Ten organizing truthsI am celebrating the 10th anniversary of Peace of Mind Organizing®, my organizing business, this month. I wrote an article for my monthly newsletter yesterday that listed ten organizing principles I’ve come to believe over my years as an organizer. They’re not genealogy-related, but I thought readers of Organize Your Family History might benefit from them. (Keep reading to the end to see a very special, limited-time offer.)

  1. The less stuff you own, the easier your life is. Less stuff = more freedom.
  2. Relationships are more important than things. Don’t let your stuff get in the way of your relationships.
  3. There is no such thing as perfectly organized. Strive for “organized enough” instead.
  4. You can’t put something away unless you have a place for it. And you can’t have a place for it if you have more stuff than you can comfortably store.
  5. It’s easiest to create a new habit if you pair it with something you’re already doing. Use that trick to let habit creation be easy.
  6. Indecision leads to clutter. Make it a habit to decide immediately what to do with items.
  7. It’s okay to ask for organizing help. In fact, it can be very beneficial.
  8. Messy does not equal disorganized. I’m living proof.
  9. Tidy does not equal organized.
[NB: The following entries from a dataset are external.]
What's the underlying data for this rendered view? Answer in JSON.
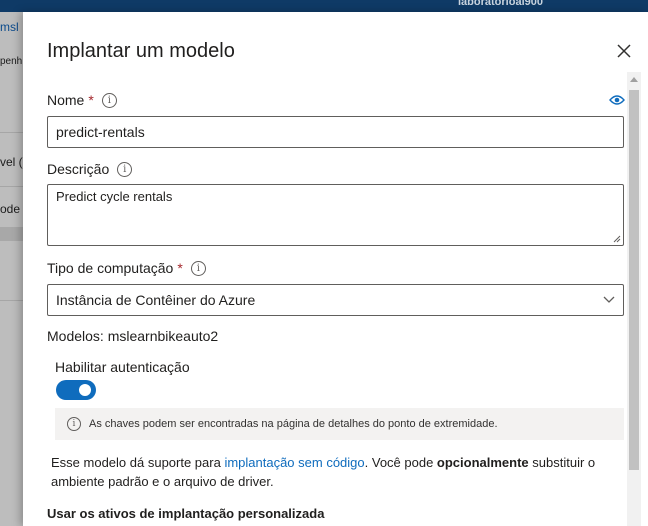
{
  "background": {
    "user": "laboratorioai900",
    "fragments": [
      "msl",
      "penh",
      "vel (",
      "ode"
    ]
  },
  "dialog": {
    "title": "Implantar um modelo",
    "name": {
      "label": "Nome",
      "required": "*",
      "value": "predict-rentals"
    },
    "description": {
      "label": "Descrição",
      "value": "Predict cycle rentals"
    },
    "compute": {
      "label": "Tipo de computação",
      "required": "*",
      "value": "Instância de Contêiner do Azure"
    },
    "models": "Modelos: mslearnbikeauto2",
    "auth": {
      "label": "Habilitar autenticação",
      "enabled": true
    },
    "message": "As chaves podem ser encontradas na página de detalhes do ponto de extremidade.",
    "paragraph": {
      "part1": "Esse modelo dá suporte para ",
      "link": "implantação sem código",
      "part2": ". Você pode ",
      "bold": "opcionalmente",
      "part3": " substituir o ambiente padrão e o arquivo de driver."
    },
    "section": "Usar os ativos de implantação personalizada"
  },
  "colors": {
    "accent": "#0f6cbd",
    "required": "#a4262c"
  }
}
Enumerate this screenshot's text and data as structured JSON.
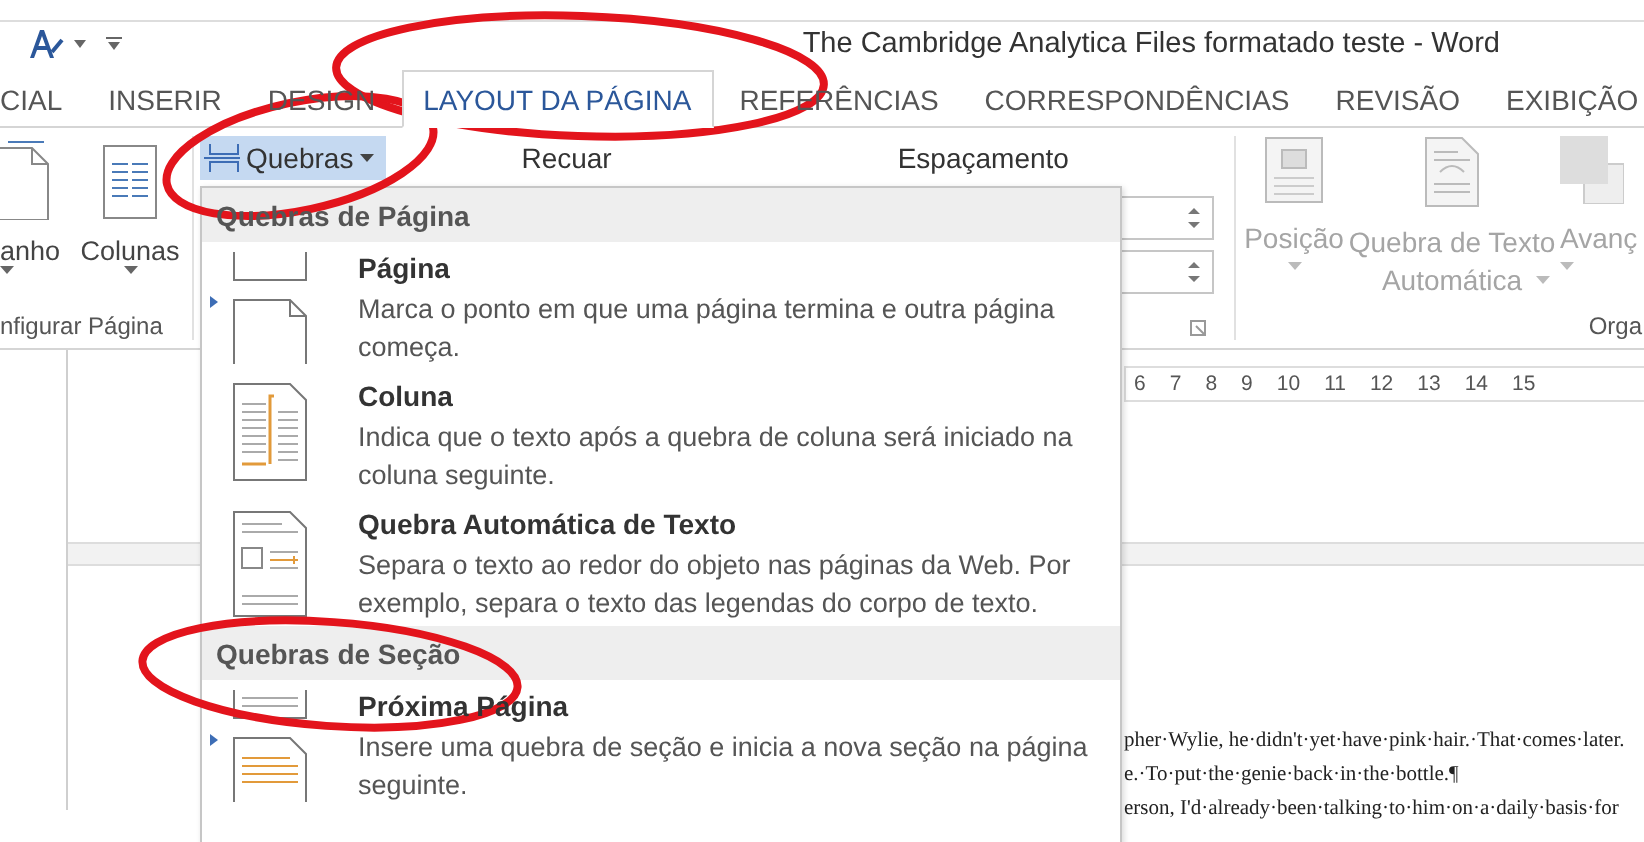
{
  "window": {
    "title": "The Cambridge Analytica Files formatado teste - Word"
  },
  "tabs": [
    {
      "label": "CIAL",
      "selected": false
    },
    {
      "label": "INSERIR",
      "selected": false
    },
    {
      "label": "DESIGN",
      "selected": false
    },
    {
      "label": "LAYOUT DA PÁGINA",
      "selected": true
    },
    {
      "label": "REFERÊNCIAS",
      "selected": false
    },
    {
      "label": "CORRESPONDÊNCIAS",
      "selected": false
    },
    {
      "label": "REVISÃO",
      "selected": false
    },
    {
      "label": "EXIBIÇÃO",
      "selected": false
    }
  ],
  "ribbon": {
    "page_setup": {
      "buttons": [
        {
          "kind": "size",
          "label": "anho"
        },
        {
          "kind": "columns",
          "label": "Colunas"
        }
      ],
      "group_label": "nfigurar Página"
    },
    "paragraph": {
      "breaks_button": {
        "label": "Quebras",
        "expanded": true
      },
      "indent_label": "Recuar",
      "spacing_label": "Espaçamento"
    },
    "arrange": {
      "buttons": [
        {
          "kind": "position",
          "label": "Posição"
        },
        {
          "kind": "wrap",
          "label": "Quebra de Texto Automática"
        },
        {
          "kind": "forward",
          "label": "Avanç"
        }
      ],
      "group_label": "Orga"
    }
  },
  "breaks_menu": {
    "sections": [
      {
        "header": "Quebras de Página",
        "items": [
          {
            "kind": "page",
            "title": "Página",
            "description": "Marca o ponto em que uma página termina e outra página começa."
          },
          {
            "kind": "column",
            "title": "Coluna",
            "description": "Indica que o texto após a quebra de coluna será iniciado na coluna seguinte."
          },
          {
            "kind": "text-wrap",
            "title": "Quebra Automática de Texto",
            "description": "Separa o texto ao redor do objeto nas páginas da Web. Por exemplo, separa o texto das legendas do corpo de texto."
          }
        ]
      },
      {
        "header": "Quebras de Seção",
        "items": [
          {
            "kind": "next-page",
            "title": "Próxima Página",
            "description": "Insere uma quebra de seção e inicia a nova seção na página seguinte."
          }
        ]
      }
    ]
  },
  "ruler": {
    "marks": [
      "6",
      "7",
      "8",
      "9",
      "10",
      "11",
      "12",
      "13",
      "14",
      "15"
    ]
  },
  "document": {
    "lines": [
      "pher·Wylie, he·didn't·yet·have·pink·hair.·That·comes·later.",
      "e.·To·put·the·genie·back·in·the·bottle.¶",
      "erson, I'd·already·been·talking·to·him·on·a·daily·basis·for"
    ]
  }
}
I’ve seen many neat but disorganized spaces.
  10. You are not your stuff. Don’t let your stuff (and your ability to organize it) define you.
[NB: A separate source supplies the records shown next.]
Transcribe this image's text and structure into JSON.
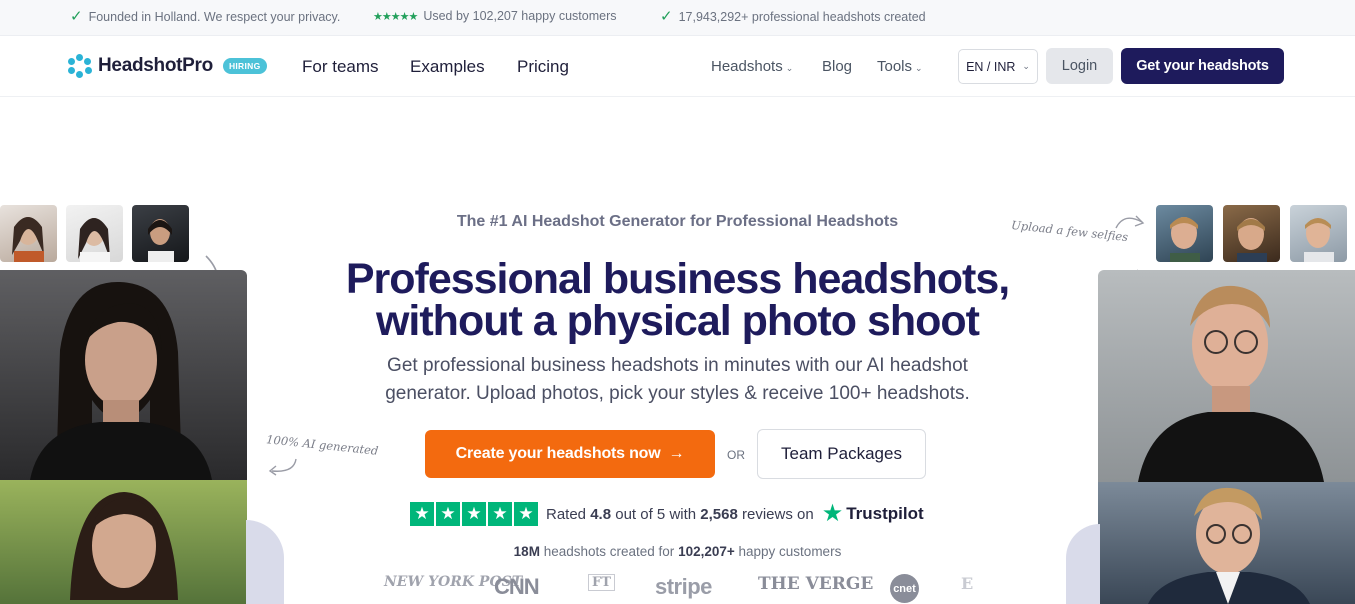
{
  "topbar": {
    "items": [
      {
        "text": "Founded in Holland. We respect your privacy."
      },
      {
        "text": "Used by 102,207 happy customers"
      },
      {
        "text": "17,943,292+ professional headshots created"
      }
    ]
  },
  "nav": {
    "logo_text": "HeadshotPro",
    "hiring_badge": "HIRING",
    "primary_links": [
      "For teams",
      "Examples",
      "Pricing"
    ],
    "secondary_links": [
      "Headshots",
      "Blog",
      "Tools"
    ],
    "language_currency": "EN / INR",
    "login_label": "Login",
    "cta_label": "Get your headshots"
  },
  "hero": {
    "eyebrow": "The #1 AI Headshot Generator for Professional Headshots",
    "title_line1": "Professional business headshots,",
    "title_line2": "without a physical photo shoot",
    "subtitle_line1": "Get professional business headshots in minutes with our AI headshot",
    "subtitle_line2": "generator. Upload photos, pick your styles & receive 100+ headshots.",
    "cta_primary": "Create your headshots now",
    "or_text": "OR",
    "cta_secondary": "Team Packages"
  },
  "rating": {
    "prefix": "Rated",
    "score": "4.8",
    "middle": "out of 5 with",
    "reviews": "2,568",
    "suffix": "reviews on",
    "platform": "Trustpilot",
    "stars": 5
  },
  "counts": {
    "headshots": "18M",
    "headshots_text": "headshots created for",
    "customers": "102,207+",
    "customers_text": "happy customers"
  },
  "press_logos": [
    "NEW YORK POST",
    "CNN",
    "FT",
    "stripe",
    "THE VERGE",
    "cnet",
    "E"
  ],
  "annotations": {
    "left_note": "100% AI generated",
    "right_note": "Upload a few selfies"
  },
  "colors": {
    "brand_navy": "#1e1b5c",
    "cta_orange": "#f36a0f",
    "trust_green": "#22a05b",
    "trustpilot_green": "#00b67a",
    "logo_cyan": "#2bb3d6"
  },
  "icons": {
    "check": "check-icon",
    "arrow": "arrow-right-icon",
    "chevron": "chevron-down-icon",
    "star": "star-icon"
  }
}
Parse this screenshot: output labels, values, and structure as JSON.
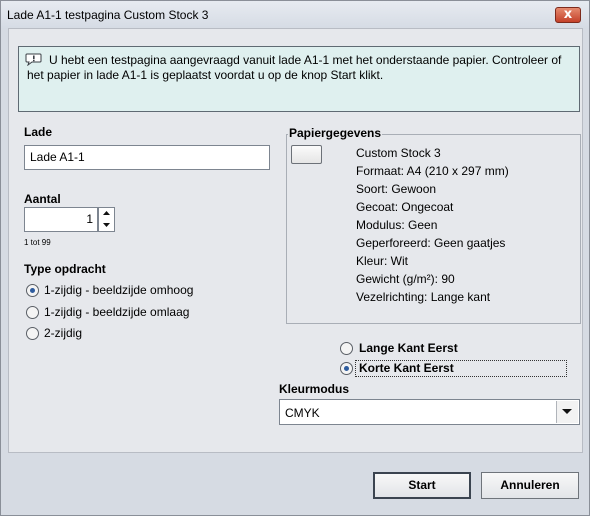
{
  "window": {
    "title": "Lade A1-1 testpagina Custom Stock 3",
    "close_glyph": "x"
  },
  "info": {
    "icon": "speech-bubble-info-icon",
    "message": "U hebt een testpagina aangevraagd vanuit lade A1-1 met het onderstaande papier.  Controleer of het papier in lade A1-1 is geplaatst voordat u op de knop Start klikt."
  },
  "lade": {
    "label": "Lade",
    "value": "Lade A1-1"
  },
  "aantal": {
    "label": "Aantal",
    "value": "1",
    "range": "1 tot 99"
  },
  "type_opdracht": {
    "label": "Type opdracht",
    "options": [
      {
        "label": "1-zijdig - beeldzijde omhoog",
        "selected": true
      },
      {
        "label": "1-zijdig - beeldzijde omlaag",
        "selected": false
      },
      {
        "label": "2-zijdig",
        "selected": false
      }
    ]
  },
  "papiergegevens": {
    "label": "Papiergegevens",
    "lines": [
      "Custom Stock 3",
      "Formaat: A4 (210 x 297 mm)",
      "Soort: Gewoon",
      "Gecoat: Ongecoat",
      "Modulus: Geen",
      "Geperforeerd: Geen gaatjes",
      "Kleur: Wit",
      "Gewicht (g/m²): 90",
      "Vezelrichting: Lange kant"
    ]
  },
  "feed": {
    "options": [
      {
        "label": "Lange Kant Eerst",
        "selected": false
      },
      {
        "label": "Korte Kant Eerst",
        "selected": true
      }
    ]
  },
  "kleurmodus": {
    "label": "Kleurmodus",
    "value": "CMYK"
  },
  "buttons": {
    "start": "Start",
    "cancel": "Annuleren"
  },
  "colors": {
    "window_bg": "#d6dbe3",
    "content_bg": "#e6e8ec",
    "info_bg": "#dff0ef",
    "close_red": "#c4412a",
    "radio_dot": "#2e5c9e"
  }
}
In yesterday’s newsletter, I made a special, limited-time offer in honor of my anniversary. For the next week, you can purchase all nine of my Organizing Guides for the price of one, just $9. Organizing Guides are my concise, downloadable pdfs that touch on the most common organizing issues that I’ve seen in my decade as a professional organizer. Through July 22, 2015, go to the Organizing Guides page on my website, scroll down to Want them all?, click Add to Cart and use the coupon code POMO10th at checkout to receive all nine guides for just $9.

An embarrassment of riches

bambooforestOne of my tendencies when it comes to my genealogy research is to get overwhelmed and then paralyzed. I’ve worked hard to avoid the “Where do I start?” question that used to prevent me from getting to work.

My feelings of overwhelm have taken on a new quality of late. I went to two excellent genealogy conferences (the National Genealogical Society conference and the Southern California Genealogical Society’s Jamboree) within in one month one another recently and I learned about so many amazing resources to pursue that I don’t know which way to turn.

On top of that, I took action after the first day of the NGS conference and ordered Civil War pension files for three of my Union soldier ancestors and now have literally 300 pages of documents to go through. (That’s exciting but overwhelming!)

It’s an embarrassment of riches. I feel like there are so many good things to pursue, I don’t know how to choose. (On my other organizing blog, I’ve written about how challenging I find it to have too many choices.)

Doing nothing because I have too many choices is clearly not a good option. So I need to figure out how to narrow things down.

When I was at the two conferences, I used my mobile devices to add genealogy tasks to my Things task-management app.  But just looking at that list has become overwhelming.

So here’s what I’ve decided to do:

  • Sort the tasks by surname
  • Remind myself of my quarterly goals
  • Prioritize the tasks so that I can see the Rasco ones easily, since the new quarter starts tomorrow (and I’ll therefore be shifting my focus to the Rasco family)
  • Give myself permission to work on pension records even though they’re not Rasco-related, so that I can work on properly processing them, a little at a time

Just giving myself a plan of action has made me feel less overwhelmed. Assigning surnames to the tasks so I can isolate one family has limited the options and made me feel more calm.

I think I’m going to create a separate “Opportunities” list that I’ll populate with the various resources I want to explore so that I can get inspired without having the distraction of including those resources in my genealogy task list.

Genealogy is such a journey of discovery. Sometimes I feel surrounded by data and learning opportunities and I can’t see where I’m going. Creating a clear path to follow will help me stay focused and happy while I explore my roots.

Photo by Stale Grut via Unsplash.